DATA EXTRACT:
#####
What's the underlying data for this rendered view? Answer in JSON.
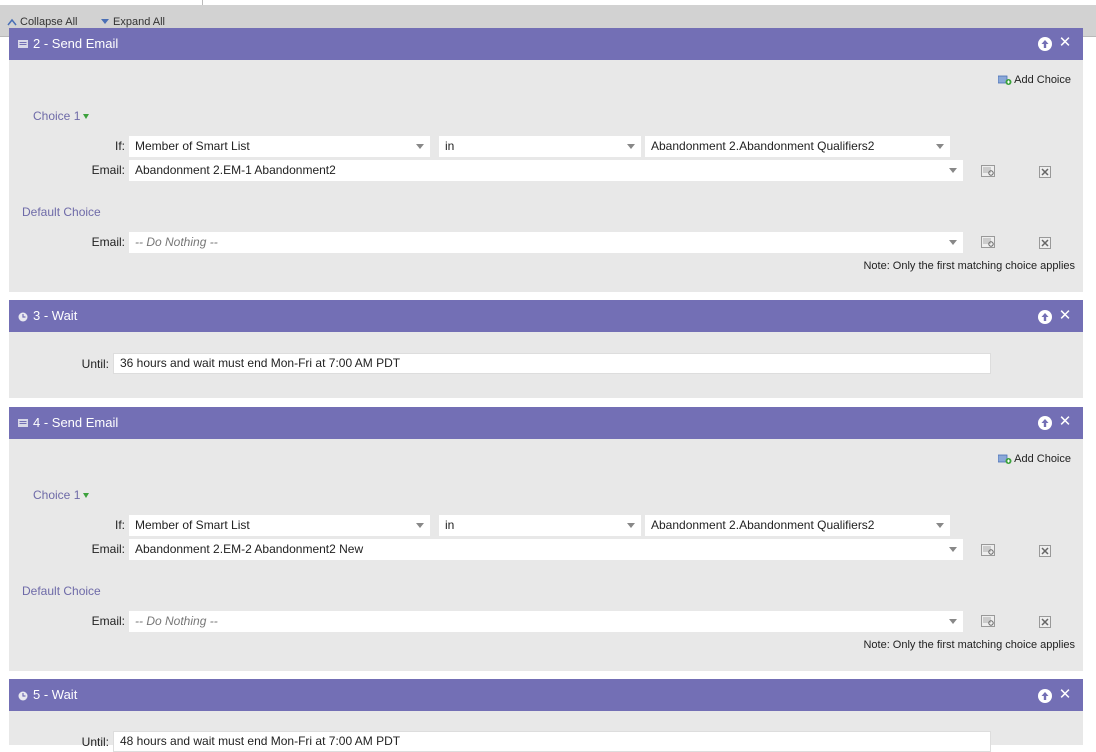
{
  "toolbar": {
    "collapse_all": "Collapse All",
    "expand_all": "Expand All"
  },
  "steps": [
    {
      "title": "2 - Send Email",
      "type": "send-email",
      "add_choice": "Add Choice",
      "choice_label": "Choice 1",
      "if_label": "If:",
      "condition_field": "Member of Smart List",
      "condition_operator": "in",
      "condition_value": "Abandonment 2.Abandonment Qualifiers2",
      "email_label": "Email:",
      "email_value": "Abandonment 2.EM-1 Abandonment2",
      "default_choice_label": "Default Choice",
      "default_email_label": "Email:",
      "default_email_value": "-- Do Nothing --",
      "note": "Note: Only the first matching choice applies"
    },
    {
      "title": "3 - Wait",
      "type": "wait",
      "until_label": "Until:",
      "until_value": "36 hours and wait must end Mon-Fri at 7:00 AM PDT"
    },
    {
      "title": "4 - Send Email",
      "type": "send-email",
      "add_choice": "Add Choice",
      "choice_label": "Choice 1",
      "if_label": "If:",
      "condition_field": "Member of Smart List",
      "condition_operator": "in",
      "condition_value": "Abandonment 2.Abandonment Qualifiers2",
      "email_label": "Email:",
      "email_value": "Abandonment 2.EM-2 Abandonment2 New",
      "default_choice_label": "Default Choice",
      "default_email_label": "Email:",
      "default_email_value": "-- Do Nothing --",
      "note": "Note: Only the first matching choice applies"
    },
    {
      "title": "5 - Wait",
      "type": "wait",
      "until_label": "Until:",
      "until_value": "48 hours and wait must end Mon-Fri at 7:00 AM PDT"
    }
  ],
  "colors": {
    "header": "#736fb5",
    "panel": "#e8e8e8",
    "link": "#6e6aa8",
    "toolbar": "#d2d2d2"
  }
}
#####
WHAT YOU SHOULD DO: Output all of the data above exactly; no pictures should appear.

WRITTEN RESPONSE:
What's the underlying data for this rendered view? Answer in JSON.
{
  "toolbar": {
    "collapse_all": "Collapse All",
    "expand_all": "Expand All"
  },
  "steps": [
    {
      "title": "2 - Send Email",
      "type": "send-email",
      "add_choice": "Add Choice",
      "choice_label": "Choice 1",
      "if_label": "If:",
      "condition_field": "Member of Smart List",
      "condition_operator": "in",
      "condition_value": "Abandonment 2.Abandonment Qualifiers2",
      "email_label": "Email:",
      "email_value": "Abandonment 2.EM-1 Abandonment2",
      "default_choice_label": "Default Choice",
      "default_email_label": "Email:",
      "default_email_value": "-- Do Nothing --",
      "note": "Note: Only the first matching choice applies"
    },
    {
      "title": "3 - Wait",
      "type": "wait",
      "until_label": "Until:",
      "until_value": "36 hours and wait must end Mon-Fri at 7:00 AM PDT"
    },
    {
      "title": "4 - Send Email",
      "type": "send-email",
      "add_choice": "Add Choice",
      "choice_label": "Choice 1",
      "if_label": "If:",
      "condition_field": "Member of Smart List",
      "condition_operator": "in",
      "condition_value": "Abandonment 2.Abandonment Qualifiers2",
      "email_label": "Email:",
      "email_value": "Abandonment 2.EM-2 Abandonment2 New",
      "default_choice_label": "Default Choice",
      "default_email_label": "Email:",
      "default_email_value": "-- Do Nothing --",
      "note": "Note: Only the first matching choice applies"
    },
    {
      "title": "5 - Wait",
      "type": "wait",
      "until_label": "Until:",
      "until_value": "48 hours and wait must end Mon-Fri at 7:00 AM PDT"
    }
  ],
  "colors": {
    "header": "#736fb5",
    "panel": "#e8e8e8",
    "link": "#6e6aa8",
    "toolbar": "#d2d2d2"
  }
}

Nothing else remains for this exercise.